ABOUT THIS EXERCISE: Return every line from the listing where the word "nano" occurs.

EXTRACTED INFORMATION:
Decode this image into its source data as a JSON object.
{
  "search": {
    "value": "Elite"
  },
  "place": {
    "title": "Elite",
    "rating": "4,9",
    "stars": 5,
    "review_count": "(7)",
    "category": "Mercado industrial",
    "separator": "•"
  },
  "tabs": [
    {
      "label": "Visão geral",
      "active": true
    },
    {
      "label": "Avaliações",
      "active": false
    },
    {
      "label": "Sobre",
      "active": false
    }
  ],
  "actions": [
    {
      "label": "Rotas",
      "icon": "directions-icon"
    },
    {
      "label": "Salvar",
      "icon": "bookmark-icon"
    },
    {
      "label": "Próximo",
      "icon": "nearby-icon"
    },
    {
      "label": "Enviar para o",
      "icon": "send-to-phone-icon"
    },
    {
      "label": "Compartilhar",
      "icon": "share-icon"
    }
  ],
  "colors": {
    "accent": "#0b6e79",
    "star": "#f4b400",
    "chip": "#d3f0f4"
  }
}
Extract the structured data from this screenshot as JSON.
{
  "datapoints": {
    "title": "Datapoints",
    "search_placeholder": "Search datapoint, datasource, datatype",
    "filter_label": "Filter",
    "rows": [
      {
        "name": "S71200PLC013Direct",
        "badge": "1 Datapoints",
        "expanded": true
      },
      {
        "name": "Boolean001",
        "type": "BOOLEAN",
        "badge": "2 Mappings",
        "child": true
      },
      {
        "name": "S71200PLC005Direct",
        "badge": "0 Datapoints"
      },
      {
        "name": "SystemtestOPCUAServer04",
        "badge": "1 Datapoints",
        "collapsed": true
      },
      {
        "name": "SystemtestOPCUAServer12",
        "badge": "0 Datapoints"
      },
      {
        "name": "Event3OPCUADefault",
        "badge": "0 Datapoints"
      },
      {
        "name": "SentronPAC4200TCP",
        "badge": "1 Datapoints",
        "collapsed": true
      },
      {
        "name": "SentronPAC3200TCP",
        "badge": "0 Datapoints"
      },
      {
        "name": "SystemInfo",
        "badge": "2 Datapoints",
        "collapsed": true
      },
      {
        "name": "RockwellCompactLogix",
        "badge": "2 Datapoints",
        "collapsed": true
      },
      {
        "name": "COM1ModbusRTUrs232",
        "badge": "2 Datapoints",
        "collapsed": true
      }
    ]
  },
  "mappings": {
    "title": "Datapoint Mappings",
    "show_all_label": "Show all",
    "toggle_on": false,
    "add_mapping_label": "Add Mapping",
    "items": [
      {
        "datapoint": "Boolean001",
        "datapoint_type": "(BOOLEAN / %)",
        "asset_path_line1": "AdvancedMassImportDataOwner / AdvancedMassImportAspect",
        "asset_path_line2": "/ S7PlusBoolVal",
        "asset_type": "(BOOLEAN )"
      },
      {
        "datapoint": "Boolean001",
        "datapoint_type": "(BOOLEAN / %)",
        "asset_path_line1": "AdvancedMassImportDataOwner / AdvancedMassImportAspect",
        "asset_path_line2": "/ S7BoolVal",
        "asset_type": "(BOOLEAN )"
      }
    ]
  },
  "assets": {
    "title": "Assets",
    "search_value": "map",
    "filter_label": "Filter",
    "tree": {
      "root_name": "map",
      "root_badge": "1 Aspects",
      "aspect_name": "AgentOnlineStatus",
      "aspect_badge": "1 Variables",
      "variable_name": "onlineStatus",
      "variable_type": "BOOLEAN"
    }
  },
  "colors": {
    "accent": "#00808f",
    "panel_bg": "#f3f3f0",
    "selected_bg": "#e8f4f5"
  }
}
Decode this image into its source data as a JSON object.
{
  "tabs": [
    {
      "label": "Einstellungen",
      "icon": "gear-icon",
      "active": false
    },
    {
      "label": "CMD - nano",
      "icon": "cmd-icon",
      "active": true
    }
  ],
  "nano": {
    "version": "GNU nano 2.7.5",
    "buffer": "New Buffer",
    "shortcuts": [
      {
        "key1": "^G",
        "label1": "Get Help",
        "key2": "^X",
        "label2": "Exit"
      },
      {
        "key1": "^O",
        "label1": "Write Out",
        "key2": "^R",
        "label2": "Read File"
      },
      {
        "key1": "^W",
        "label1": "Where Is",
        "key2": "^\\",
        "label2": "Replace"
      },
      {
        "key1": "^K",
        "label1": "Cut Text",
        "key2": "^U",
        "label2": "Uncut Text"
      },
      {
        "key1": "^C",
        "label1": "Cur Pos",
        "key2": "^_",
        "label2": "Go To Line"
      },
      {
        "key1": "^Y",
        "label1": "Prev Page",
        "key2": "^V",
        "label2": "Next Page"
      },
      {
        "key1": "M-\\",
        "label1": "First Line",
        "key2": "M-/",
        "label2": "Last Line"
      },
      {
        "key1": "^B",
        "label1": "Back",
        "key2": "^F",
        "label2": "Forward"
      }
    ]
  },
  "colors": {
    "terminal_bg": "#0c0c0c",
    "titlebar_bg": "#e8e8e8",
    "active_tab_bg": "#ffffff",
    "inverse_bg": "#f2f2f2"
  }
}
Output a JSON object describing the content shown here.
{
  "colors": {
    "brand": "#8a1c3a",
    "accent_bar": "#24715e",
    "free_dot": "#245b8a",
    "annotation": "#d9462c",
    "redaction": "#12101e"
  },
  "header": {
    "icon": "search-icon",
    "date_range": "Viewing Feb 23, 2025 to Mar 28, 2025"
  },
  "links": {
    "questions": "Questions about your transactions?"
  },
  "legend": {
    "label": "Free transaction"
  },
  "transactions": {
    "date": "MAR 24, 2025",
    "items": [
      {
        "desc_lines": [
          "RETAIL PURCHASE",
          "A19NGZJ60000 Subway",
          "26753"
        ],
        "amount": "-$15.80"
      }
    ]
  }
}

EXPECTED ANSWER:
      "label": "CMD - nano",
  "nano": {
    "version": "GNU nano 2.7.5",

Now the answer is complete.